WHAT YOU HAVE TO DO: Copy out each line below that has the word "CountryWise" in it.

DATA SHOWN:
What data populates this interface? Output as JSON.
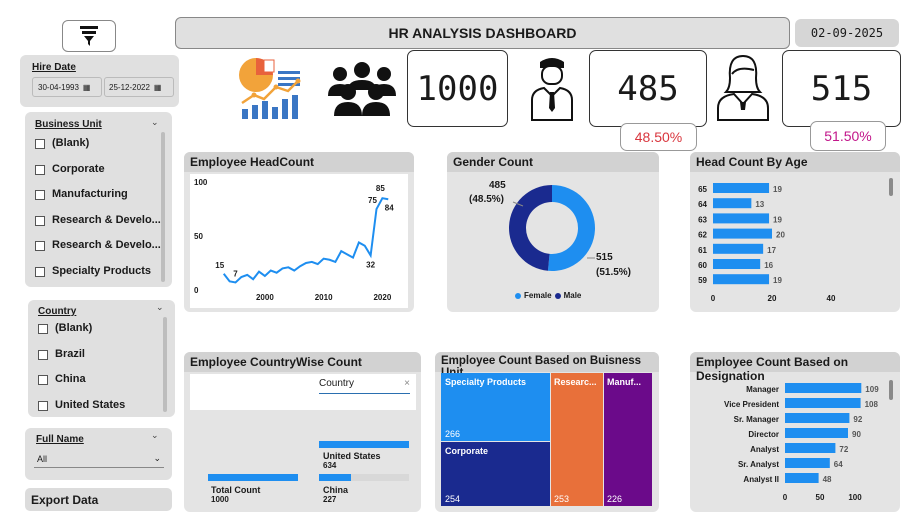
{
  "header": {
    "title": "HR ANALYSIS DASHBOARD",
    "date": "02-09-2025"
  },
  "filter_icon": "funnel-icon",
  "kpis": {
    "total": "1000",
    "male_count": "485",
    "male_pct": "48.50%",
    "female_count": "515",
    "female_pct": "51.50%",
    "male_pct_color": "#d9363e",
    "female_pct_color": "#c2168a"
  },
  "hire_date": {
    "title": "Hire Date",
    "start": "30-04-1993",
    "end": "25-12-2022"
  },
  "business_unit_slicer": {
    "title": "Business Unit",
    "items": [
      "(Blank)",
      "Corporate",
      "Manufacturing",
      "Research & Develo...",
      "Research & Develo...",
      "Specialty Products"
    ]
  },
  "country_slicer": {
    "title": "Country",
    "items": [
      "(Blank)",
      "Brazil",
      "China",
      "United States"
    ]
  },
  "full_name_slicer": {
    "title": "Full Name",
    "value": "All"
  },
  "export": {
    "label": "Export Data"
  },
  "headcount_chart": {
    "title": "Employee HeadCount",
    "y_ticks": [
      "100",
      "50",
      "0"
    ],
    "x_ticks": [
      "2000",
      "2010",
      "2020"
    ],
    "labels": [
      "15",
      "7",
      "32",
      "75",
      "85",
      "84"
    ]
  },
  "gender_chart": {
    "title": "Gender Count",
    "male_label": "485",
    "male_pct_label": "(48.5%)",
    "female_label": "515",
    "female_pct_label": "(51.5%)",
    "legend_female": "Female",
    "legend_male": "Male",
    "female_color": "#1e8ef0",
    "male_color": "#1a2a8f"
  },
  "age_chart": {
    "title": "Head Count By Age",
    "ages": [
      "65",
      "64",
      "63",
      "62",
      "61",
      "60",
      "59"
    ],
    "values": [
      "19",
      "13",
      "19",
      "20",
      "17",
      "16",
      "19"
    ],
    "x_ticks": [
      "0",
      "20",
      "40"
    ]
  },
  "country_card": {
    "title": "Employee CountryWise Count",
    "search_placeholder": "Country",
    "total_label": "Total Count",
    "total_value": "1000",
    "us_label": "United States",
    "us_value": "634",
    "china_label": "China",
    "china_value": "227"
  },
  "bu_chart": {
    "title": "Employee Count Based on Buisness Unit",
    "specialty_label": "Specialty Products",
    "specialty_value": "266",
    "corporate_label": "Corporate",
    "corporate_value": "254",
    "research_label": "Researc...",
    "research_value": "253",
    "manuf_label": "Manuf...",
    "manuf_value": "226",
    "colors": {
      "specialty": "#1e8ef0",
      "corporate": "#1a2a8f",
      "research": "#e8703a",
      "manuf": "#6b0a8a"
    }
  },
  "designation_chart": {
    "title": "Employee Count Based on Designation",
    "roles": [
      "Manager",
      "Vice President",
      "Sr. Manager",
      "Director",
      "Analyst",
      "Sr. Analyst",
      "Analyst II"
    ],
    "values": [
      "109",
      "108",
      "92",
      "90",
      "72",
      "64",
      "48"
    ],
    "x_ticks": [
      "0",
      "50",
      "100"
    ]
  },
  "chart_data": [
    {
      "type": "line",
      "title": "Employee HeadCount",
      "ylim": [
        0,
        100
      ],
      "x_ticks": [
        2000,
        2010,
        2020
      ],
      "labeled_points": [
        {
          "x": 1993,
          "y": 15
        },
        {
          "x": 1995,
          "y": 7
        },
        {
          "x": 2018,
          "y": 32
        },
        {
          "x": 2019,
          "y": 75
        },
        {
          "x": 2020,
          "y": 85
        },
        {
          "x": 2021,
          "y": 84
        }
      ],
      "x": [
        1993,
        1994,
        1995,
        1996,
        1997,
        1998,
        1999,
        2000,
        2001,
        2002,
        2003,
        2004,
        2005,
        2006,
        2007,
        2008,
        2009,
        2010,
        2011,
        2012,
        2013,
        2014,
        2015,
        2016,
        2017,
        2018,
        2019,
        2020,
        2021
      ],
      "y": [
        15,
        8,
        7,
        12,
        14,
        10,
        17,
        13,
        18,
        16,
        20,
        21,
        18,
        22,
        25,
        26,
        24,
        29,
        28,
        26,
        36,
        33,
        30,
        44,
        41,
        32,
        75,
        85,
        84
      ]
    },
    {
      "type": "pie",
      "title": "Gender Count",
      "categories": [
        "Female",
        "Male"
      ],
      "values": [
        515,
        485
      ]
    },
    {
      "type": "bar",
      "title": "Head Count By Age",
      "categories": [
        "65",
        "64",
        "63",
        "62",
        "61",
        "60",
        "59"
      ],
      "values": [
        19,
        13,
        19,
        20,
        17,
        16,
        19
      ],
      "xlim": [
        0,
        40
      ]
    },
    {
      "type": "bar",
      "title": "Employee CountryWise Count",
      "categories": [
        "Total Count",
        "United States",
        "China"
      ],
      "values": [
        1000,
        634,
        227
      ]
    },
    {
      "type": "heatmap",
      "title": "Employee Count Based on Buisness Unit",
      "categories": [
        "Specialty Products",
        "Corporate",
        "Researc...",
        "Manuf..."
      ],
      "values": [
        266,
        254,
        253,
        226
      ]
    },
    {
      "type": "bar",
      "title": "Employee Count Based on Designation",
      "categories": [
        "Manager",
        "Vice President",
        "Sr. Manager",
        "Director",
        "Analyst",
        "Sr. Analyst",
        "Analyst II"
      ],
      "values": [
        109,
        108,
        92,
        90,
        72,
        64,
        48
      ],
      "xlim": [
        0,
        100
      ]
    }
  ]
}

RESPONSE TO THE TASK:
    "title": "Employee CountryWise Count",
      "title": "Employee CountryWise Count",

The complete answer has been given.